    201.1 Scope. Unless otherwise expressly stated, the following words and terms shall, for the purposes of this code, have the meanings shown in this chapter. The general definition of swimming pool is taken from the Building Code. See below. 

    General Definition from the Building Code SWIMMING POOL. Any structure intended for swimming, recreational bathing or wading that contains water over 24 inches (610 mm) deep. This includes in-ground, above ground and on-ground pools; hot tubs; spas and fixed-in-place wading pools. 

    Specific Definitions from the Swimming Pool and Spa Code 

    PUBLIC SWIMMING POOL (Public Pool). A pool, other than a residential pool, that is intended to be used for swimming or bathing and is operated by an owner, lessee, operator, licensee or concessionaire, regardless of whether a fee is charged for use. 

    Public pools shall be further classified and defined as follows: 

    RESIDENTIAL SWIMMING POOL (Residential Pool). A pool intended for use that is accessory to a residential setting and available only to the household and its guests. Other pools shall be considered to be public pools for purposes of this code.


    4. Can a swimming pool be ground level and above ground?

    A swimming pool can be above or at grade level. For more detail, see ISPSC Section 801.1.


    5. I have recently worked on a permit for an above ground pool. It seems that a lot of these pools are treated different by City review staff, but there is nothing in the code to formally process these and reviewing can be very messy and confusing. It would be good to take this opportunity to provide clear direction on how to permit these above ground pools.

    This comment was submitted to us with the questions regarding compliance with City Code Section 25-8 Environment. The Development Services Department has forwarded this suggestion to the Environmental Review and Residential Review work units to improve review consistency in relation to swimming pools and City Code Section 25-8.

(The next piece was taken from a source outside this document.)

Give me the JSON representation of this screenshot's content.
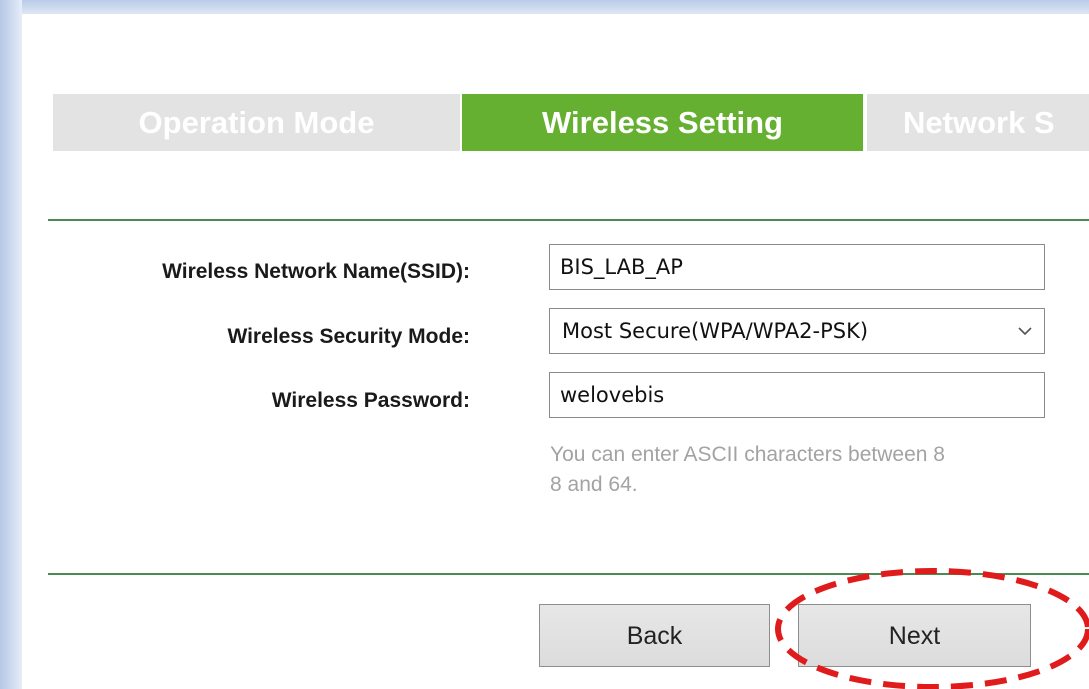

    Should you have concerns with regard to the permitting process of above ground pools in compliance with existing City Code Chapters 10-7 or 25-12, through the Development Services Department Commercial Plan Review or Austin Public Health, please forward your question with more specificity about the project or project(s) to DSDEngagementUnit@austintexas.gov.